Newt Gingrich Campaign Vendors Wonder if They’ll Ever Get Paid
For a long time, Larry Scheffler maintained a hard policy at his Nevada printing company: no credit for politicians. But when a friend called on behalf of GOP presidential hopeful Newt Gingrich In January, saying the candidate needed signs for the upcoming Nevada caucus, Scheffler made an exception.
“They said they were going to pay right away,” Scheffler, 61, said in an interview.
Scheffler’s company, Las Vegas Color Graphics, produced a trove of campaign materials for Gingrich: 5,000 rally signs, 5,000 bumper stickers, 5,000 lapel stickers, 5,000 cards targeting Hispanic voters, and nearly 100 yard signs. The tab came to $7,439.62.
But more than two months after the caucus, Scheffler is still waiting for the check. “We got burned,” he said.
Like all the GOP presidential hopefuls, Gingrich has cast himself as a champion of small businesses, promising tax relief to American entrepreneurs and a deregulation plan that will spur job growth. But some small businesses are less than pleased with the former House speaker’s presidential campaign — in particular, some of the vendors who have performed work for it. Last month HuffPost reported how Gingrich was ramping up an expensive campaign even as he was running out of money and flagging in the polls. The loose spending should come as little surprise: Gingrich was trailed by 30 years’ worth of debts, lawsuits and bankruptcies leading into the campaign.
In interviews with HuffPost, many vendors listed in Gingrich’s Federal Election Commission debt disclosures said they’re still waiting to be paid, weeks or months after finishing work. Several said they’ve been given the runaround by campaign officials as they’ve tried to collect. Gingrich has vowed to slog on with his debt-ridden campaign, despite having won a mere 136 delegates, leaving some vendors to wonder when they can expect their checks.
Gingrich campaign spokesman R.C. Hammond told HuffPost that Newt 2012 is doing its best to pay people. “Vendors have been contacted and we are paying bills as swiftly as we are able,” Hammond said.
Gingrich said Sunday that his campaign is “slightly less” than $4.5 million in debt, adding that he dipped into “personal funds” to help keep Newt 2012 moving “on a shoestring.”
“We owe much more than we wanted to,” Gingrich said on Fox News Sunday. “Florida got to be a real brawl. And I think, unfortunately, our guys tried to match Romney and it turned out we didn’t have anything like his capacity to raise money.”

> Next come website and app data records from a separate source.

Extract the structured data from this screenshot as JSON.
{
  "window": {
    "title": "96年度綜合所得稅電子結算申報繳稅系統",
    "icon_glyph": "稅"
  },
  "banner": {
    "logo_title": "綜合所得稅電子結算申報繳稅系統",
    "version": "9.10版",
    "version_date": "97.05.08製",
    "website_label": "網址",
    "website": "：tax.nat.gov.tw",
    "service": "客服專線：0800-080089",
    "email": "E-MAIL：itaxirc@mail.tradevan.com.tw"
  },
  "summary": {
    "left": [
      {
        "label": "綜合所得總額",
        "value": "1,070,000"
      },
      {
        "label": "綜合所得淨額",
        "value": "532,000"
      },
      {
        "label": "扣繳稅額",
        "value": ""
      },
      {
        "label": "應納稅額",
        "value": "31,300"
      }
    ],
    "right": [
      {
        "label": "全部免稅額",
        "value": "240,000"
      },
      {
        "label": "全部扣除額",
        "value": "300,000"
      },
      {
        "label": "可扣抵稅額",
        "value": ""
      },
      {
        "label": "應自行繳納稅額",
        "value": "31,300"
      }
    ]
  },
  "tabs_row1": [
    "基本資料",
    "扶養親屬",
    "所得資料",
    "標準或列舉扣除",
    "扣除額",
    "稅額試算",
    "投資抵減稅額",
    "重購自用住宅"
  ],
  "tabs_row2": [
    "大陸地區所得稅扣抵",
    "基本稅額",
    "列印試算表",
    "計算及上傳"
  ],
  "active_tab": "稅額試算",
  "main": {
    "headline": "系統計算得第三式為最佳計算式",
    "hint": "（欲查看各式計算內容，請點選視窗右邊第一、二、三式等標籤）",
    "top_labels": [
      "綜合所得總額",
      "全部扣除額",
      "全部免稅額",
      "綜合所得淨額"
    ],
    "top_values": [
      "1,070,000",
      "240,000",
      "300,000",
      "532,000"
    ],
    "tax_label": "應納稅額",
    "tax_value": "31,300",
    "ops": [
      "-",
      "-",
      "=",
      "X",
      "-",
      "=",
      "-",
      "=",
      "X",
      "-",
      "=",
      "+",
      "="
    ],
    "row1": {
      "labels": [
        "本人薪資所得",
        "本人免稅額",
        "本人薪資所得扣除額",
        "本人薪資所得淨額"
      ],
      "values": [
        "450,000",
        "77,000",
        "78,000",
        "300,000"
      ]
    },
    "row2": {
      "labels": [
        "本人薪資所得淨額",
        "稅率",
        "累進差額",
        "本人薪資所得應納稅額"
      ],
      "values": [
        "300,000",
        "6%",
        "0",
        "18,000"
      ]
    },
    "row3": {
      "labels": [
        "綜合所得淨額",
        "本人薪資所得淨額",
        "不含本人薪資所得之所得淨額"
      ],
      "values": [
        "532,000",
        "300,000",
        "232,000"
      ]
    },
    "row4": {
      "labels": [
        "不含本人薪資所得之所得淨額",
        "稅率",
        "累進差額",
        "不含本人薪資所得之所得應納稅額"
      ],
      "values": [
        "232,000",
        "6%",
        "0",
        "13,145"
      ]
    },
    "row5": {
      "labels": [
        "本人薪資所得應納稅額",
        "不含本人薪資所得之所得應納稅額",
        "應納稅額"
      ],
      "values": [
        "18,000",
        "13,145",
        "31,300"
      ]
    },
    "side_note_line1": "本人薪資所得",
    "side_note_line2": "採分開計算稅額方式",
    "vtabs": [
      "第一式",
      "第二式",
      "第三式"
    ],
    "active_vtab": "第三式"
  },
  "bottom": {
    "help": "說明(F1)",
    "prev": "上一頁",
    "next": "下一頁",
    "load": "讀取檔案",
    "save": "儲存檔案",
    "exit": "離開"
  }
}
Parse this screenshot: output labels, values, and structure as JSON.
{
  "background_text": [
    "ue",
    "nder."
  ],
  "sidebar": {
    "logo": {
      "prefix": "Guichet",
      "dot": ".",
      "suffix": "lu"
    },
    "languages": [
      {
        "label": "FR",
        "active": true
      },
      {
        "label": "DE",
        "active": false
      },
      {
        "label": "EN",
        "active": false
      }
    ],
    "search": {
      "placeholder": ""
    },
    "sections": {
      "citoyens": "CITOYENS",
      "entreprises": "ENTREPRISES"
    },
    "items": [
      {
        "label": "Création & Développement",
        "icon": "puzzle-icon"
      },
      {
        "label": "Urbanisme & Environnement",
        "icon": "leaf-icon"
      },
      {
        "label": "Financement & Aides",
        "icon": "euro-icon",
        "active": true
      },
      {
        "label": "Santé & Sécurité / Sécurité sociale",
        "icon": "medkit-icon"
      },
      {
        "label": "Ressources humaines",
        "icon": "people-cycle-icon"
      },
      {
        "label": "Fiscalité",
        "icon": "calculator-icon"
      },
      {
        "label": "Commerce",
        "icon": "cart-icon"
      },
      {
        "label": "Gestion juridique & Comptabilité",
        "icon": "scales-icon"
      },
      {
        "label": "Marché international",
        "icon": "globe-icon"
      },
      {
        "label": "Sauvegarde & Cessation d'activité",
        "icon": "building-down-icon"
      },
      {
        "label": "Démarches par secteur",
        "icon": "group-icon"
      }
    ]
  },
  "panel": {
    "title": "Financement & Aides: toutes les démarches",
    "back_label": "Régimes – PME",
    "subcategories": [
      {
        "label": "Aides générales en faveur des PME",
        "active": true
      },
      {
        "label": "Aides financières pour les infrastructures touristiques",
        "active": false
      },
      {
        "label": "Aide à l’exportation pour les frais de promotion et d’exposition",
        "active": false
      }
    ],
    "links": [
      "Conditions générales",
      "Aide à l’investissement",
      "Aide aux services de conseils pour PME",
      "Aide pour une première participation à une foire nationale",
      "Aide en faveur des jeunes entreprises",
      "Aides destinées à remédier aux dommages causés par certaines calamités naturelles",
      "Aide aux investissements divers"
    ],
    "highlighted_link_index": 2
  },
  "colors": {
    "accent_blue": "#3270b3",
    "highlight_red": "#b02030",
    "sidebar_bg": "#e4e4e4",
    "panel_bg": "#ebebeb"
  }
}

Though Gingrich has long held himself up as a paragon of fiscal responsibility, vendors that include Noiseworks Media have found that the former speaker’s campaign is apparently spending money it doesn’t have. Based in Coral Gables, Fla., Noiseworks produced a handful of television and radio spots for the campaign, in English as well as Spanish, that aired in Florida and Arizona leading up to those primaries. Disclosure forms peg Gingrich’s debt to Noiseworks at $10,500, but the firm’s director, Tere Gutierrez, said the tab is closer to $24,000. The firm fronted nearly half of that money to actors, makeup artists and other contractors that the firm needed for the production, Gutierrez said.
“It’s unusual that we don’t get paid — politicians are usually very good at that, they pay immediately,” said Gutierrez. But with the Gingrich campaign, “It’s getting from bad to worse. … It’s a lot of running around, ‘We’re going to get to you, we’re going to do a payment plan.’ We’re calling and emailing, calling and emailing, every day. And nothing.”